Dataset rows describing interfaces:
───

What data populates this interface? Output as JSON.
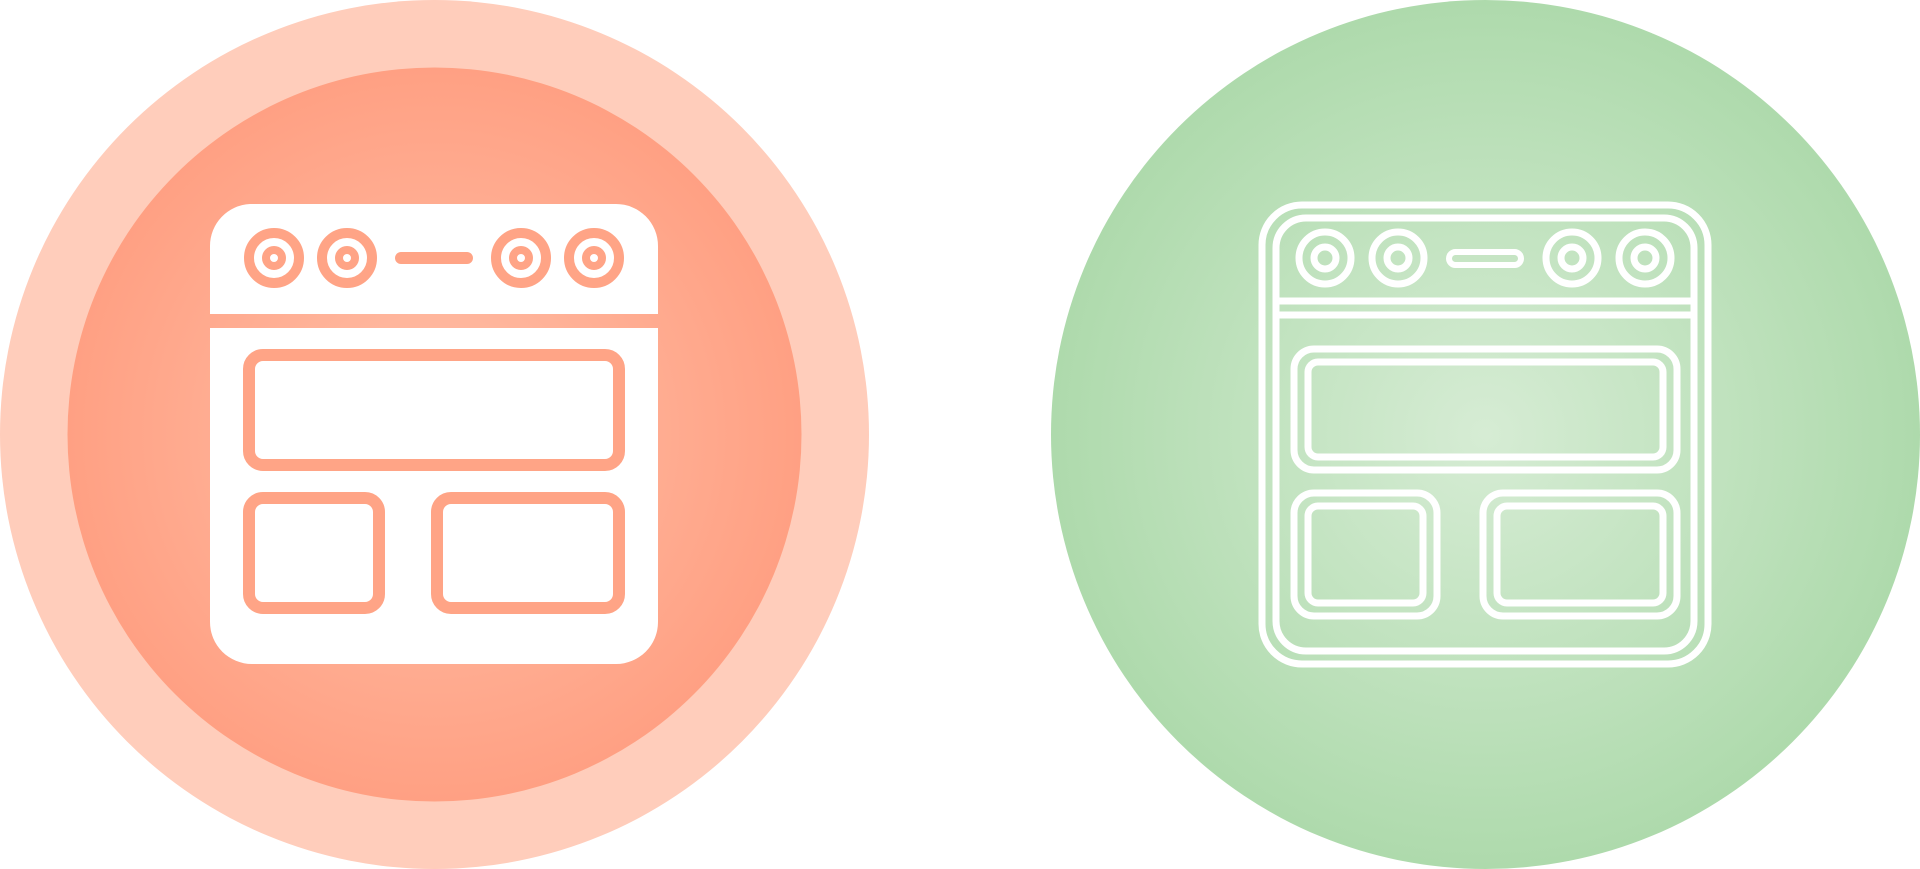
{
  "icons": [
    {
      "name": "oven-icon-filled",
      "style": "filled",
      "colors": {
        "outer_ring": "#ffcdbb",
        "inner_circle_center": "#ffc0a8",
        "inner_circle_edge": "#ffa083",
        "glyph": "#ffffff",
        "glyph_detail": "#ffa486"
      }
    },
    {
      "name": "oven-icon-outline",
      "style": "outline",
      "colors": {
        "circle_center": "#d6ecd4",
        "circle_edge": "#aedaac",
        "glyph": "#ffffff"
      }
    }
  ]
}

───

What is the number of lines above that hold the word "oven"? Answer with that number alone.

2